Okay, if you haven't heard about my obsession with my family's famed "sweet dinner" then here's an introduction(previously: here and here and here). I wasn't super inspired to write a blogpost tonight, but then I received an email from Focus on the Family encouraging me to write an essay about my dinner table traditions as a tribute to my mom and I thought, why not?
So, below you will find the less than 250 word essay (with cheesiness to the MAX) about how my mom served up our dinners with heaping helpings of love. ;) The above picture is our most recent family Valentine's day (circa 2006?), but we are missing Samuel, Bethany, and half of mom's face.
Also, Mom: if I by chance win, they'll be calling you because they didn't have a space for international entries. :)
Growing up on a small farm in rural Iowa, we were well accustomed to skimping. It just meant that the State Fair would be our family vacation, an understood one-gift Christmas expectation, and wearing hand-me-downs proudly.
My mother somehow managed to raise five children, complete the never-finished duties of farmwife, and (often in the midst of total chaos) do everything but skimp on such tantalizing spreads for dinner that all previous disagreements would subside after the prayer.
One meal in particular remains a favorite (apart from the charming and compulsory 'etiquette dinners'), so much so that I've duplicated it in several places I've lived since, giving my best effort to not skimp on the love my mom spread out so lavishly.
Valentine's Day, or Sweet Dinner as I affectionately call it, was not a day for special dates or sweethearts. Valentine's Day at the Nichols house was about love. The wonderful, true, dependable kind of love. Mom labored all day secretly in the kitchen (which itself is a feat with our curious fingers) and produced a table resplendent with pinks, reds, and candles aglow. We all received a personal poem, heart-shaped cake with pink frosting, and red-dyed tapioca pudding. Much fuss was made about the fine china (a wedding gift), which helped display the roast beef, carrots, and sweet corn (frozen from harvest). Without fail, discussion would turn to our love for one another.

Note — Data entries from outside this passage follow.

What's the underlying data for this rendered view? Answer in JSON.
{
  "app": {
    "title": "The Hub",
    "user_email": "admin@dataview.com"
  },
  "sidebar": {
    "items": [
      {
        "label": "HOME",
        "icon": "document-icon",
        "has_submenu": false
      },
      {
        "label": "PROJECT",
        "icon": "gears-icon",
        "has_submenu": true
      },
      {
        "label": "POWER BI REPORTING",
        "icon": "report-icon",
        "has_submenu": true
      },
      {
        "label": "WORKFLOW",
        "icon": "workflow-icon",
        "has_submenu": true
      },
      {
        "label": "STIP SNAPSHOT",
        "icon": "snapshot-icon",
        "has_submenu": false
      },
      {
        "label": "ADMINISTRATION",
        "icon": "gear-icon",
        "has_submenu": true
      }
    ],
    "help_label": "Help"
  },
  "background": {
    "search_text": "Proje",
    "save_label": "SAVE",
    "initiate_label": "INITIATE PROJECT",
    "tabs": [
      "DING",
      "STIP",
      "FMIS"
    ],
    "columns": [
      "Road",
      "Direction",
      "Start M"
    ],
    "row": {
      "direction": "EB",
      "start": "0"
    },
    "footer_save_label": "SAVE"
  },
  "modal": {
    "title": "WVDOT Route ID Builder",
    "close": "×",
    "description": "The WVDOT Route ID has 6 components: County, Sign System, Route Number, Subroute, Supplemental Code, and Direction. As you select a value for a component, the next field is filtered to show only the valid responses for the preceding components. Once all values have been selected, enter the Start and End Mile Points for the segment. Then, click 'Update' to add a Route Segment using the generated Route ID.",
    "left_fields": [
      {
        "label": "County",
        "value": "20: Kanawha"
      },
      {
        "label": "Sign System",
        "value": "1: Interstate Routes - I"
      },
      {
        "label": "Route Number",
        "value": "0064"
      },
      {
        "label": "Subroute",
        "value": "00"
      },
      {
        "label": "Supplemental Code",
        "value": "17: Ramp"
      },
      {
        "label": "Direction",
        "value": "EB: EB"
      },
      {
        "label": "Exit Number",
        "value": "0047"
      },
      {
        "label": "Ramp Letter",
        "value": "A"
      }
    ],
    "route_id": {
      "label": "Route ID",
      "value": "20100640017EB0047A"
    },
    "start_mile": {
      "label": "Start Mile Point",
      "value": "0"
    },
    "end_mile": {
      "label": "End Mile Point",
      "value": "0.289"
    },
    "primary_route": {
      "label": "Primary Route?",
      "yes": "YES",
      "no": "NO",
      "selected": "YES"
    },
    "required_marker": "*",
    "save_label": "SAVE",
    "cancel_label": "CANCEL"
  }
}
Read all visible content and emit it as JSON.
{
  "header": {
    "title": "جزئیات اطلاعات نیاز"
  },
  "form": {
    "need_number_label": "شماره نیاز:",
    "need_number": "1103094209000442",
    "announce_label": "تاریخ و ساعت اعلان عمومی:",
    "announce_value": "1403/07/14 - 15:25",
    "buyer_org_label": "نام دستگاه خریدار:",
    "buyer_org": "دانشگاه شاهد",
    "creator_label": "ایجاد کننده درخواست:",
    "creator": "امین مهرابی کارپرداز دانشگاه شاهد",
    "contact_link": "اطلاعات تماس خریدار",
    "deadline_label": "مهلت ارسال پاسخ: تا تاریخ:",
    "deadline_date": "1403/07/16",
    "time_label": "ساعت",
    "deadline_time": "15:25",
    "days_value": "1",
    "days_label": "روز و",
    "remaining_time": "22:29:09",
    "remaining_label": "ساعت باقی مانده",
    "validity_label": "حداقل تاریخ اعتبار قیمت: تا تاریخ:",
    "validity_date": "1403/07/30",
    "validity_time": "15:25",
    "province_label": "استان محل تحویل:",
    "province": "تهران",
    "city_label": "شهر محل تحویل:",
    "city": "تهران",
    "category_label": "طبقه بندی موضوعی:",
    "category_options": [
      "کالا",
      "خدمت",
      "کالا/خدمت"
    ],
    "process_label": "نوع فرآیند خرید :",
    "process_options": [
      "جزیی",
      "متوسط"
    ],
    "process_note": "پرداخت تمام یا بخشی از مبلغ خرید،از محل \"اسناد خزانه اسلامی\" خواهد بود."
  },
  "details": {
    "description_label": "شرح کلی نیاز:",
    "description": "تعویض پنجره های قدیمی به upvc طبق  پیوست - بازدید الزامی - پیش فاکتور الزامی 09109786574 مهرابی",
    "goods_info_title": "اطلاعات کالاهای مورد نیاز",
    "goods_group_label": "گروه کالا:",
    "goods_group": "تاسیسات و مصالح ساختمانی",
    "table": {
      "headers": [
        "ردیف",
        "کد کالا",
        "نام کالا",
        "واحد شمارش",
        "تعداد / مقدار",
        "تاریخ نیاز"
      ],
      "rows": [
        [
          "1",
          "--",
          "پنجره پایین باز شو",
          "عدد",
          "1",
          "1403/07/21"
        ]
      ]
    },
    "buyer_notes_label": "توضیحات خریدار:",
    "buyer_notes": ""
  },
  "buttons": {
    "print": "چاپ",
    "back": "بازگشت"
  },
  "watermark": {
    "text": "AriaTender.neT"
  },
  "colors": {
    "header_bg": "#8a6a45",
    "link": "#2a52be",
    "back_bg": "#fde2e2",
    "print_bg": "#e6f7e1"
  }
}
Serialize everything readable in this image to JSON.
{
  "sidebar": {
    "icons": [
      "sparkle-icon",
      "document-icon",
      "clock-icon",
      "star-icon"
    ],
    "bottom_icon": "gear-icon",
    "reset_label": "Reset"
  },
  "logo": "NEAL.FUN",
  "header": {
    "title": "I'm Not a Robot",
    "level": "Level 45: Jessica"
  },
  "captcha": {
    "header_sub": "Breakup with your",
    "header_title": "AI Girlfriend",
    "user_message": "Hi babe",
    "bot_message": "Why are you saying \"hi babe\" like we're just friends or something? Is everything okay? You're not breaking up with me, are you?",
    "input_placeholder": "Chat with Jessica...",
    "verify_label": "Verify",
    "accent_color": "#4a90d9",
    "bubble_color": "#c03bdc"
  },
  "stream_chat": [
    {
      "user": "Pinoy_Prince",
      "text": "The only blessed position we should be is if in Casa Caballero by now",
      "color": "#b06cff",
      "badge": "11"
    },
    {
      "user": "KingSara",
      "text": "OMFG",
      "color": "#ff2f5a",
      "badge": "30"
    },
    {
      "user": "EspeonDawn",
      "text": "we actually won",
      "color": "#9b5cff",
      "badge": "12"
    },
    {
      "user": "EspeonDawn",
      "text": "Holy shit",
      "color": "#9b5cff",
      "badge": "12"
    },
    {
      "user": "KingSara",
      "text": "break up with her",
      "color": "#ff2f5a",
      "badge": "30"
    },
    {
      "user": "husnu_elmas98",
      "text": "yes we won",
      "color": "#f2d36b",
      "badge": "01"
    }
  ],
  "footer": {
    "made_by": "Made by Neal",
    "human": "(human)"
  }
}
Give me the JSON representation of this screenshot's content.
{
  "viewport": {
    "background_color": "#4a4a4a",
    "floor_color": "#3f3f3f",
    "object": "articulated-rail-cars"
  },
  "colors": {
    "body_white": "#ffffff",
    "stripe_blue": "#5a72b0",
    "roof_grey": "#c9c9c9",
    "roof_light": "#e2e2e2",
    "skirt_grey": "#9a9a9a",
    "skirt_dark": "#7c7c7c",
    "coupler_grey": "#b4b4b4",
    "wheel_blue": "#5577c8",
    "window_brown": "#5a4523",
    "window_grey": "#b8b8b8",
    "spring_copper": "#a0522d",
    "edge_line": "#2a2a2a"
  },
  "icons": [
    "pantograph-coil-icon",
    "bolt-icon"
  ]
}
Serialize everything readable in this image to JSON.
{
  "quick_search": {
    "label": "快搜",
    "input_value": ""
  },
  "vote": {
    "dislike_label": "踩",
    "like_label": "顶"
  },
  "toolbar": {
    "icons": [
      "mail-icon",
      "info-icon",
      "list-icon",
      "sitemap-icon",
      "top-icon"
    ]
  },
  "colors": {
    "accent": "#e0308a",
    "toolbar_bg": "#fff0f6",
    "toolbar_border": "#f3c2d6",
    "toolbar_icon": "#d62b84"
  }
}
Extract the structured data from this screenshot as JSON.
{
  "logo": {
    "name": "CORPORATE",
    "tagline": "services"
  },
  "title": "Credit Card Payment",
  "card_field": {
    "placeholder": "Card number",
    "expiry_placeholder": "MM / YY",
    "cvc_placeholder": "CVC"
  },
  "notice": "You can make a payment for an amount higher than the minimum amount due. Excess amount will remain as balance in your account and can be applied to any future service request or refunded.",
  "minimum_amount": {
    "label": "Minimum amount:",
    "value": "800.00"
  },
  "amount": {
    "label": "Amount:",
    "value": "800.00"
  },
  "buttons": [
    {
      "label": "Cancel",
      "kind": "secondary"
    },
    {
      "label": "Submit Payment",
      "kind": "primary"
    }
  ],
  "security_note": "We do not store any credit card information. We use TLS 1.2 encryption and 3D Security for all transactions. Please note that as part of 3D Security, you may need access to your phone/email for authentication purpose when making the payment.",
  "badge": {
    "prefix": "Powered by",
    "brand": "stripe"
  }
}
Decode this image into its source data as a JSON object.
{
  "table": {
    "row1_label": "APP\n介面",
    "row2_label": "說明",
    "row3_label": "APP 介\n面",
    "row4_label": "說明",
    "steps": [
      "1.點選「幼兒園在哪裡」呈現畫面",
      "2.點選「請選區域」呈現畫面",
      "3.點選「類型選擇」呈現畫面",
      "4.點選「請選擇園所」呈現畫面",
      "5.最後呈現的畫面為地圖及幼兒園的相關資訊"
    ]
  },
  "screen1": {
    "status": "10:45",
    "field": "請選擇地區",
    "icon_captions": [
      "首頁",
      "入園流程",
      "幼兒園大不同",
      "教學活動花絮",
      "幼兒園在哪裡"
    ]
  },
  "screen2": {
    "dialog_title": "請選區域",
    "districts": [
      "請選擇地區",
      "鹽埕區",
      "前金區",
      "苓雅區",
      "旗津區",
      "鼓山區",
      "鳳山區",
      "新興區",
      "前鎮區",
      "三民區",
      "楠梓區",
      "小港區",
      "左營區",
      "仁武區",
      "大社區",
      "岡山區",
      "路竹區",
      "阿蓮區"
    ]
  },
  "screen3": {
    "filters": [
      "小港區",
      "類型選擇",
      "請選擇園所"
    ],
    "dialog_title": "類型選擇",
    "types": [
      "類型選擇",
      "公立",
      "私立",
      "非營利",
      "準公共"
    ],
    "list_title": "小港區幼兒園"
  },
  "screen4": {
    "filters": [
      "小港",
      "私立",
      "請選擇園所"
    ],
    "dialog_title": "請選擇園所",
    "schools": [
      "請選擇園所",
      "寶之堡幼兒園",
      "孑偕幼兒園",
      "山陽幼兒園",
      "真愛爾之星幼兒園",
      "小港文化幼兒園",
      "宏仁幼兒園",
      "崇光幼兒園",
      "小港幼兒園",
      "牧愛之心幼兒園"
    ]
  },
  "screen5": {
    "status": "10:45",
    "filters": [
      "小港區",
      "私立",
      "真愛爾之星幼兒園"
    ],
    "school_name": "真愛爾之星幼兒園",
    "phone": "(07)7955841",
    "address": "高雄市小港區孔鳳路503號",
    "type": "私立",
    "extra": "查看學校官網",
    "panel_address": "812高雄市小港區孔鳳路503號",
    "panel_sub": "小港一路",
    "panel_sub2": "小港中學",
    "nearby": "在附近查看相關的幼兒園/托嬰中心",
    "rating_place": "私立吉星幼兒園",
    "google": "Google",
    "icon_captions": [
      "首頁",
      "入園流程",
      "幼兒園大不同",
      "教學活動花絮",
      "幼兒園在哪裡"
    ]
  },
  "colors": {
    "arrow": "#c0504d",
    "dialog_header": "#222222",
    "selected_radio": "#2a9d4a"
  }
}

When Jesus narrowed things down, He didn't skimp on love and my mother followed suit.
PS: Mom, you should enter the contest too! How awesome would it be if we could have a Focus on the Family sponsored girls night! :)